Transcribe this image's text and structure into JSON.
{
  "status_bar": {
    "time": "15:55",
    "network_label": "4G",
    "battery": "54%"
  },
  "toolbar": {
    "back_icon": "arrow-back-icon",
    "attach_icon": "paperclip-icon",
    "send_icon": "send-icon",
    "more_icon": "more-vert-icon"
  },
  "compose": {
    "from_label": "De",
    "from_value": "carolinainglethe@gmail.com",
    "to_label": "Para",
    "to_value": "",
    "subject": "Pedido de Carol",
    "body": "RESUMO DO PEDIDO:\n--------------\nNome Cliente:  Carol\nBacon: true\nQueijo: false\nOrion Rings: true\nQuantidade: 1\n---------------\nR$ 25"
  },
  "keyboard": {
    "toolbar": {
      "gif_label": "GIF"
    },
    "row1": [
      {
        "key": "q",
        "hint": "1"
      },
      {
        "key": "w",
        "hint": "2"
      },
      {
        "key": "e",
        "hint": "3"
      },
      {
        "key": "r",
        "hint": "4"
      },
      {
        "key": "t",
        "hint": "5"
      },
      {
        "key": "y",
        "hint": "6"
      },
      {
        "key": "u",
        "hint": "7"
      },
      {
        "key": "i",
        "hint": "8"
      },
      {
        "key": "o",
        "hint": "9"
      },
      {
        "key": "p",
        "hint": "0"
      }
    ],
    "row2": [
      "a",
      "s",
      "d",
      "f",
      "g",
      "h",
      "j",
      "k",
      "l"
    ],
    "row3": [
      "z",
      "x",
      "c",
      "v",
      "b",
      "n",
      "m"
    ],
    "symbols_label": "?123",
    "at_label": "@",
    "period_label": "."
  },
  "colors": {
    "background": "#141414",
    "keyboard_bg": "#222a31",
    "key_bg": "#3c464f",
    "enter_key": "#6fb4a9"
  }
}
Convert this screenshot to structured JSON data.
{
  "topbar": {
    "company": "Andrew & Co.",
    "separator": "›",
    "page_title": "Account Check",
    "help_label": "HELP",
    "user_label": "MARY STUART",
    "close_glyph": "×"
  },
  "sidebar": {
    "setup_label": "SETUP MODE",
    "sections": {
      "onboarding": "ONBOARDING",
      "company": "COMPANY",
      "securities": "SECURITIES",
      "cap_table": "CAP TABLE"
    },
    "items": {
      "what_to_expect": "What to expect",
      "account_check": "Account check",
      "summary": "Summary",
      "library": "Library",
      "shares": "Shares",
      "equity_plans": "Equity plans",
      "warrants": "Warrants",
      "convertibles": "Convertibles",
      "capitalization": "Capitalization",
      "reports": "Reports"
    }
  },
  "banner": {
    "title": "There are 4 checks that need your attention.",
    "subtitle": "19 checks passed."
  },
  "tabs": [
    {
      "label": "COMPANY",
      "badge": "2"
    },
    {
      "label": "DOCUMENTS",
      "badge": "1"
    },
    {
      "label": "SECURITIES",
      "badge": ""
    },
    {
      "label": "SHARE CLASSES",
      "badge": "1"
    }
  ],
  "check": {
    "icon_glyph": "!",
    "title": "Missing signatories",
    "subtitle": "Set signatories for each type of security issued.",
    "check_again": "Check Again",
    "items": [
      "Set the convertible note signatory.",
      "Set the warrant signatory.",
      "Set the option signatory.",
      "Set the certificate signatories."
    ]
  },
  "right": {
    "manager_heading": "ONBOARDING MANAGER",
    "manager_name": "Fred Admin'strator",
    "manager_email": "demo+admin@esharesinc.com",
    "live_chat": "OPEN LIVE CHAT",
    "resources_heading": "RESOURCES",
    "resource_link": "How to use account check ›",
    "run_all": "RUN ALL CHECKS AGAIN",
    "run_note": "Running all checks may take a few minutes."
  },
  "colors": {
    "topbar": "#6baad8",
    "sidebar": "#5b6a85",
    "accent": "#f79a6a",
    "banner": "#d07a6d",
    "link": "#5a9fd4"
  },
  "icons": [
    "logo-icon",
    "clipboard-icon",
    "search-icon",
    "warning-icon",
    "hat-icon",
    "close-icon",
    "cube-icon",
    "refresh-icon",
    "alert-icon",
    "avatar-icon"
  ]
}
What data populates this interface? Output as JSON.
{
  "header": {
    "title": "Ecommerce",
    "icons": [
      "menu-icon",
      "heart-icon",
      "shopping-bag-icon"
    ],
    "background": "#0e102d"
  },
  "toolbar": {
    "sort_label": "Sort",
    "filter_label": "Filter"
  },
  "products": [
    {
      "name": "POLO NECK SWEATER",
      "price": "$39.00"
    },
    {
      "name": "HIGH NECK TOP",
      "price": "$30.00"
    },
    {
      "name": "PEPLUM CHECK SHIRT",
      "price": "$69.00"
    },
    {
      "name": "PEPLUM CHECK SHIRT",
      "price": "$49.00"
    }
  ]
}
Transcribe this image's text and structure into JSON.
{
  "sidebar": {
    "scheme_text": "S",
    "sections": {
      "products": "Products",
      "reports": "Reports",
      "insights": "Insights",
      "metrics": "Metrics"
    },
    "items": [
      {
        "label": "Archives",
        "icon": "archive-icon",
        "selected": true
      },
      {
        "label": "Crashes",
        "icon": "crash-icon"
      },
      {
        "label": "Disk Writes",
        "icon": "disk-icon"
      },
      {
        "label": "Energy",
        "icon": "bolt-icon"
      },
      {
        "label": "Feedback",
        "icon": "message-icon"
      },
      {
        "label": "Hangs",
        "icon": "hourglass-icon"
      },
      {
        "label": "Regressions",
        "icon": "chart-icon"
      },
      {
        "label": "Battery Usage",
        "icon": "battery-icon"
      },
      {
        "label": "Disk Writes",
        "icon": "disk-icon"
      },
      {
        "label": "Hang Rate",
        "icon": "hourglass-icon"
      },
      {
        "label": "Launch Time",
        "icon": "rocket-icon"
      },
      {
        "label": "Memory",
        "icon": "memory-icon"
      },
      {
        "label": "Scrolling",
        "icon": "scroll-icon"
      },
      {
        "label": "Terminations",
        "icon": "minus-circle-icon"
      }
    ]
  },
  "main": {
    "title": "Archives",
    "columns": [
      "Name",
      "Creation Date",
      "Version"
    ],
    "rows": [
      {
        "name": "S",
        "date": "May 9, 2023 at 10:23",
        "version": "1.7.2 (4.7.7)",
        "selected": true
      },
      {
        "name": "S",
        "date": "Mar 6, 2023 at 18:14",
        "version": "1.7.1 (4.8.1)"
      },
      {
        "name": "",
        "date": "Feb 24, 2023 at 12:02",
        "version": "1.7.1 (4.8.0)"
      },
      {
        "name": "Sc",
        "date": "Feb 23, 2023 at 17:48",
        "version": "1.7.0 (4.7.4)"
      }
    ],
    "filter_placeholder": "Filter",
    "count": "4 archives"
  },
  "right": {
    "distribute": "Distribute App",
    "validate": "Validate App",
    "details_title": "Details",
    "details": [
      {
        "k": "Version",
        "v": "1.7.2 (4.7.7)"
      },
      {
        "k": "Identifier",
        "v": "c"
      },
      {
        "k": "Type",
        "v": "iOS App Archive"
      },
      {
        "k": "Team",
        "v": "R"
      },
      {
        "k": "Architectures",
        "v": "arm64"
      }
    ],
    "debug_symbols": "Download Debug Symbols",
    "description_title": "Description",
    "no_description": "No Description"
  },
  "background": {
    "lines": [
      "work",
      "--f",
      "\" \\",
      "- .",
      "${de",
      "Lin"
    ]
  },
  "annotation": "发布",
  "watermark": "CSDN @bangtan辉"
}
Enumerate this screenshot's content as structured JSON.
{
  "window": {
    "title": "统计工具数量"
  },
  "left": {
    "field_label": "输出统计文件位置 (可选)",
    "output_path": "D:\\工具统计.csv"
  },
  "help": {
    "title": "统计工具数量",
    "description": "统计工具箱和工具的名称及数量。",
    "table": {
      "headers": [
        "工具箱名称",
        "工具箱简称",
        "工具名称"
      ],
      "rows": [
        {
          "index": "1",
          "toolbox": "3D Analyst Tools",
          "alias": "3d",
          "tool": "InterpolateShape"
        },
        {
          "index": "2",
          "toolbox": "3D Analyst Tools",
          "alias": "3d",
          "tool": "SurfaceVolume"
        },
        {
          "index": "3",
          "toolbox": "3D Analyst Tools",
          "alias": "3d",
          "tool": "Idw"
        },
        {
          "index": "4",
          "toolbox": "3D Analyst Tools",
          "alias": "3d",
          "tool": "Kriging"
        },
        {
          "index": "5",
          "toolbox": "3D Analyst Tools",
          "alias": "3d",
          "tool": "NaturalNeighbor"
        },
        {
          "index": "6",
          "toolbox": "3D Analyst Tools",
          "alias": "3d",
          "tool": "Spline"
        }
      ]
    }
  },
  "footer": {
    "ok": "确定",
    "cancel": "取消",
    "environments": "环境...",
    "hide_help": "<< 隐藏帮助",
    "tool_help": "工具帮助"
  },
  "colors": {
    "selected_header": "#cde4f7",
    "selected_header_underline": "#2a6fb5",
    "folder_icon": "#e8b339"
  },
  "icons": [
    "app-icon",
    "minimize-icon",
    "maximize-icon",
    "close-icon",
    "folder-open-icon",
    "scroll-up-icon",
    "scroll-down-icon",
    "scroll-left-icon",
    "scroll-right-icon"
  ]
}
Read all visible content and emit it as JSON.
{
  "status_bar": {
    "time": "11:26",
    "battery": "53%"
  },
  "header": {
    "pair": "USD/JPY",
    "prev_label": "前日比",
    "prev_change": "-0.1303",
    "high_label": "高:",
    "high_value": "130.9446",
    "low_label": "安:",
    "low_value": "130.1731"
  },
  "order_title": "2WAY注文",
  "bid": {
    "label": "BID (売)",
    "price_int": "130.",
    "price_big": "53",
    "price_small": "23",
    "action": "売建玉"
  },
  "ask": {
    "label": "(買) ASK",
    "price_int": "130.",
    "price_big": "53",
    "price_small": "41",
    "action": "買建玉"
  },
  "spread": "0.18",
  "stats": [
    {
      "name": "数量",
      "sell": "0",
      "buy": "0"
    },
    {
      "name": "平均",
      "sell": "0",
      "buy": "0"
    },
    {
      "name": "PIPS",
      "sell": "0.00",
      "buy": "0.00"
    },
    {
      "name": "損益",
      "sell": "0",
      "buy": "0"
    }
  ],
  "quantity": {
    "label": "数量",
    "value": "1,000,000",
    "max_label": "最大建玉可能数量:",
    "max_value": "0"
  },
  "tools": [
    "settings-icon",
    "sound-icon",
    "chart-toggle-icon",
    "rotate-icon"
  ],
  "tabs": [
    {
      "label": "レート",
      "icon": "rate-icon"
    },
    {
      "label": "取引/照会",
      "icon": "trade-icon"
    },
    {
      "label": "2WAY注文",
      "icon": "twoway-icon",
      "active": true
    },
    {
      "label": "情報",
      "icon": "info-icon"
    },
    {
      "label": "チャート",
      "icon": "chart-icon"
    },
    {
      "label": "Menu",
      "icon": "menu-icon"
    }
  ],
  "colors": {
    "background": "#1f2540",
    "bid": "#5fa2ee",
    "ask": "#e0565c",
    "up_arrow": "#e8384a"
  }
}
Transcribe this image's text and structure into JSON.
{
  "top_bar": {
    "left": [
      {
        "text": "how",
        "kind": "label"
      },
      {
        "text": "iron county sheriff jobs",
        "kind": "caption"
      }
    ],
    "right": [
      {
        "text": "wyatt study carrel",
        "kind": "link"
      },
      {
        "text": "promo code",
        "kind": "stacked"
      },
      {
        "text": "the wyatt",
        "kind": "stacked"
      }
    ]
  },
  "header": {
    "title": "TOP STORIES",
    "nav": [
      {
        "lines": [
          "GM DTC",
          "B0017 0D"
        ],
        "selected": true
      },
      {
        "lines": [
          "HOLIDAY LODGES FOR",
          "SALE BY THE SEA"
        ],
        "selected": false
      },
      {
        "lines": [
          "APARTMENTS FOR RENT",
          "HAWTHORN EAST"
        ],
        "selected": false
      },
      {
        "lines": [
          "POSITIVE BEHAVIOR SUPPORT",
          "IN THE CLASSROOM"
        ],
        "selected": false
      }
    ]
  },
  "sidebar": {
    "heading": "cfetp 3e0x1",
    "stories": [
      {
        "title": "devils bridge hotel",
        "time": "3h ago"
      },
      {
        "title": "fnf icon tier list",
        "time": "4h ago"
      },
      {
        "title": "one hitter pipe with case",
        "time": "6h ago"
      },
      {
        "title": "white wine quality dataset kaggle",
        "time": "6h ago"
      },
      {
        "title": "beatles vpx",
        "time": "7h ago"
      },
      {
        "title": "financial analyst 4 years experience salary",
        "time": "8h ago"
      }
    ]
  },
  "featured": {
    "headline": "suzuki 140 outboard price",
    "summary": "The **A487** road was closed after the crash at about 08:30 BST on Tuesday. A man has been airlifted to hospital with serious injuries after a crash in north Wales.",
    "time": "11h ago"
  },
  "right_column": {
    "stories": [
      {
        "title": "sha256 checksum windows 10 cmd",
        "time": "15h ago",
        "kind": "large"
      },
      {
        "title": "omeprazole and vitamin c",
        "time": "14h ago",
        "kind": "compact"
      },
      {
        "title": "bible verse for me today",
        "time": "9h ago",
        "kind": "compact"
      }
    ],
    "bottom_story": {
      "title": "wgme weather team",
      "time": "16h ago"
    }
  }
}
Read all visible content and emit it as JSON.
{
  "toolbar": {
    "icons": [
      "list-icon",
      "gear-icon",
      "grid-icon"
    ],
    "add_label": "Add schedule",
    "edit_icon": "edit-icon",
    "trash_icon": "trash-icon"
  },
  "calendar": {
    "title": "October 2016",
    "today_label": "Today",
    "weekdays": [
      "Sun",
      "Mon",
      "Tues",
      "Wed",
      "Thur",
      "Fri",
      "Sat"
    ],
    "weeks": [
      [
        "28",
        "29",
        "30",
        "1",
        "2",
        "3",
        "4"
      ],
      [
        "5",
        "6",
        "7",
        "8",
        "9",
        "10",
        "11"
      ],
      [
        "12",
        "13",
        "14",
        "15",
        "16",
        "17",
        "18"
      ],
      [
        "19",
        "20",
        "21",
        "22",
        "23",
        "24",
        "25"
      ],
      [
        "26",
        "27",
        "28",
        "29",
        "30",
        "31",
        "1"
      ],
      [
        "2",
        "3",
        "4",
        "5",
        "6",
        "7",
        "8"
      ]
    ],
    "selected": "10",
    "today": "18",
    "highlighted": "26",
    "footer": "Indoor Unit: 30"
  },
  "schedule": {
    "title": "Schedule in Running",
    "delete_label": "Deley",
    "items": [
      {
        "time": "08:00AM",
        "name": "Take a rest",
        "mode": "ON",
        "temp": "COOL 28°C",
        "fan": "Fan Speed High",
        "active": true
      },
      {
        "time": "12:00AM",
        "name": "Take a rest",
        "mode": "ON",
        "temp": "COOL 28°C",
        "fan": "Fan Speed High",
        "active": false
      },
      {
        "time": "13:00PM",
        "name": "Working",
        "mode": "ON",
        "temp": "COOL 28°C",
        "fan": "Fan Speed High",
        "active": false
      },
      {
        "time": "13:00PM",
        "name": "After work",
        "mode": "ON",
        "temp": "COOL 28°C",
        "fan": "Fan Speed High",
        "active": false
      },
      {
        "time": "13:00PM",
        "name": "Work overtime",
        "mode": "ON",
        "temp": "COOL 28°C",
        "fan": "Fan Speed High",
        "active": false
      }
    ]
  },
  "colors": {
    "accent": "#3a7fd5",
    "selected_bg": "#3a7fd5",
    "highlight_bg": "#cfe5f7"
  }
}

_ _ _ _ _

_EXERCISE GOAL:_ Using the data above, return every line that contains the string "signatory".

_ANSWER SPACE:_
      "Set the convertible note signatory.",
      "Set the warrant signatory.",
      "Set the option signatory.",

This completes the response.